## Try it:
Copy the records that follow exactly as written, but not their pictures.

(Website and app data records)
=== Begin Enclosure ===

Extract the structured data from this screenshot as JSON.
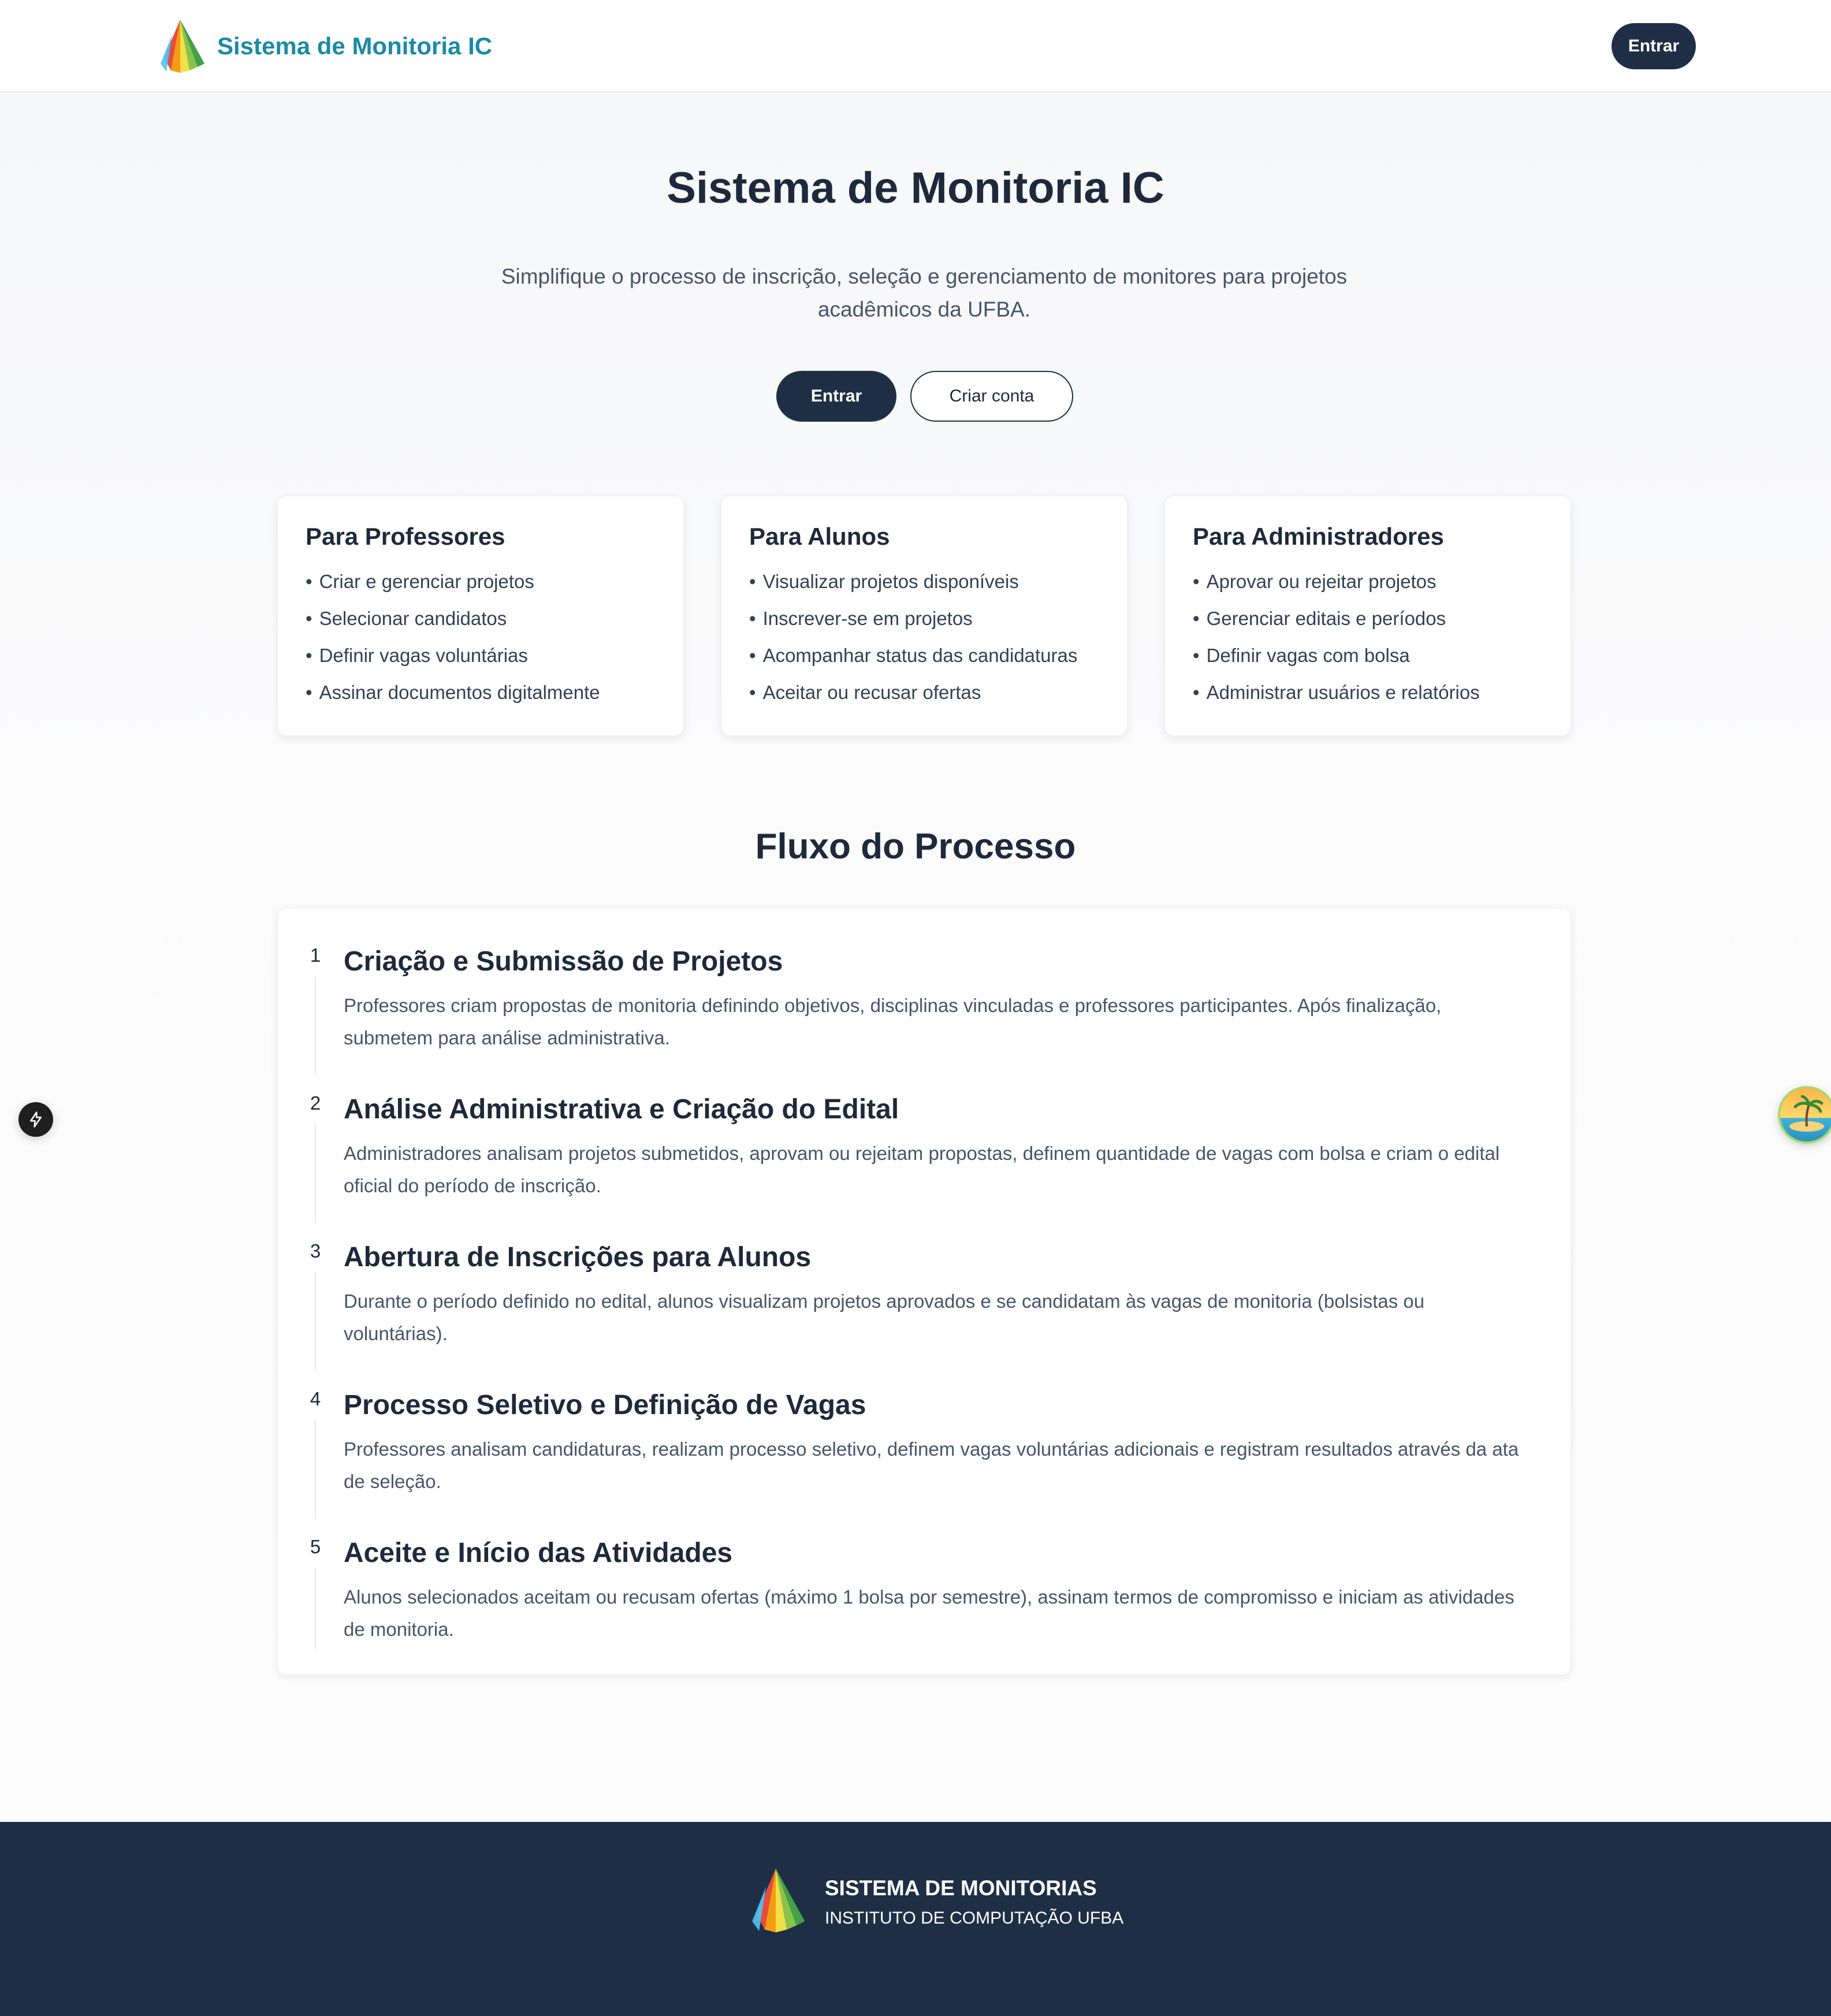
{
  "header": {
    "app_name": "Sistema de Monitoria IC",
    "login_label": "Entrar"
  },
  "hero": {
    "title": "Sistema de Monitoria IC",
    "subtitle": "Simplifique o processo de inscrição, seleção e gerenciamento de monitores para projetos acadêmicos da UFBA.",
    "login_label": "Entrar",
    "signup_label": "Criar conta"
  },
  "cards": [
    {
      "title": "Para Professores",
      "items": [
        "Criar e gerenciar projetos",
        "Selecionar candidatos",
        "Definir vagas voluntárias",
        "Assinar documentos digitalmente"
      ]
    },
    {
      "title": "Para Alunos",
      "items": [
        "Visualizar projetos disponíveis",
        "Inscrever-se em projetos",
        "Acompanhar status das candidaturas",
        "Aceitar ou recusar ofertas"
      ]
    },
    {
      "title": "Para Administradores",
      "items": [
        "Aprovar ou rejeitar projetos",
        "Gerenciar editais e períodos",
        "Definir vagas com bolsa",
        "Administrar usuários e relatórios"
      ]
    }
  ],
  "flow": {
    "title": "Fluxo do Processo",
    "steps": [
      {
        "number": "1",
        "title": "Criação e Submissão de Projetos",
        "description": "Professores criam propostas de monitoria definindo objetivos, disciplinas vinculadas e professores participantes. Após finalização, submetem para análise administrativa."
      },
      {
        "number": "2",
        "title": "Análise Administrativa e Criação do Edital",
        "description": "Administradores analisam projetos submetidos, aprovam ou rejeitam propostas, definem quantidade de vagas com bolsa e criam o edital oficial do período de inscrição."
      },
      {
        "number": "3",
        "title": "Abertura de Inscrições para Alunos",
        "description": "Durante o período definido no edital, alunos visualizam projetos aprovados e se candidatam às vagas de monitoria (bolsistas ou voluntárias)."
      },
      {
        "number": "4",
        "title": "Processo Seletivo e Definição de Vagas",
        "description": "Professores analisam candidaturas, realizam processo seletivo, definem vagas voluntárias adicionais e registram resultados através da ata de seleção."
      },
      {
        "number": "5",
        "title": "Aceite e Início das Atividades",
        "description": "Alunos selecionados aceitam ou recusam ofertas (máximo 1 bolsa por semestre), assinam termos de compromisso e iniciam as atividades de monitoria."
      }
    ]
  },
  "footer": {
    "title": "SISTEMA DE MONITORIAS",
    "subtitle": "INSTITUTO DE COMPUTAÇÃO UFBA"
  },
  "icons": {
    "brand_logo": "sail-logo-icon",
    "left_float": "lightning-icon",
    "right_float": "island-avatar-icon"
  },
  "colors": {
    "brand_text": "#1b8aa6",
    "primary_dark": "#1e2f45",
    "heading": "#1e293b",
    "body_text": "#475569"
  }
}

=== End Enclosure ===

## Your solution:
Extract the structured data from this screenshot as JSON.
{
  "header": {
    "app_name": "Sistema de Monitoria IC",
    "login_label": "Entrar"
  },
  "hero": {
    "title": "Sistema de Monitoria IC",
    "subtitle": "Simplifique o processo de inscrição, seleção e gerenciamento de monitores para projetos acadêmicos da UFBA.",
    "login_label": "Entrar",
    "signup_label": "Criar conta"
  },
  "cards": [
    {
      "title": "Para Professores",
      "items": [
        "Criar e gerenciar projetos",
        "Selecionar candidatos",
        "Definir vagas voluntárias",
        "Assinar documentos digitalmente"
      ]
    },
    {
      "title": "Para Alunos",
      "items": [
        "Visualizar projetos disponíveis",
        "Inscrever-se em projetos",
        "Acompanhar status das candidaturas",
        "Aceitar ou recusar ofertas"
      ]
    },
    {
      "title": "Para Administradores",
      "items": [
        "Aprovar ou rejeitar projetos",
        "Gerenciar editais e períodos",
        "Definir vagas com bolsa",
        "Administrar usuários e relatórios"
      ]
    }
  ],
  "flow": {
    "title": "Fluxo do Processo",
    "steps": [
      {
        "number": "1",
        "title": "Criação e Submissão de Projetos",
        "description": "Professores criam propostas de monitoria definindo objetivos, disciplinas vinculadas e professores participantes. Após finalização, submetem para análise administrativa."
      },
      {
        "number": "2",
        "title": "Análise Administrativa e Criação do Edital",
        "description": "Administradores analisam projetos submetidos, aprovam ou rejeitam propostas, definem quantidade de vagas com bolsa e criam o edital oficial do período de inscrição."
      },
      {
        "number": "3",
        "title": "Abertura de Inscrições para Alunos",
        "description": "Durante o período definido no edital, alunos visualizam projetos aprovados e se candidatam às vagas de monitoria (bolsistas ou voluntárias)."
      },
      {
        "number": "4",
        "title": "Processo Seletivo e Definição de Vagas",
        "description": "Professores analisam candidaturas, realizam processo seletivo, definem vagas voluntárias adicionais e registram resultados através da ata de seleção."
      },
      {
        "number": "5",
        "title": "Aceite e Início das Atividades",
        "description": "Alunos selecionados aceitam ou recusam ofertas (máximo 1 bolsa por semestre), assinam termos de compromisso e iniciam as atividades de monitoria."
      }
    ]
  },
  "footer": {
    "title": "SISTEMA DE MONITORIAS",
    "subtitle": "INSTITUTO DE COMPUTAÇÃO UFBA"
  },
  "icons": {
    "brand_logo": "sail-logo-icon",
    "left_float": "lightning-icon",
    "right_float": "island-avatar-icon"
  },
  "colors": {
    "brand_text": "#1b8aa6",
    "primary_dark": "#1e2f45",
    "heading": "#1e293b",
    "body_text": "#475569"
  }
}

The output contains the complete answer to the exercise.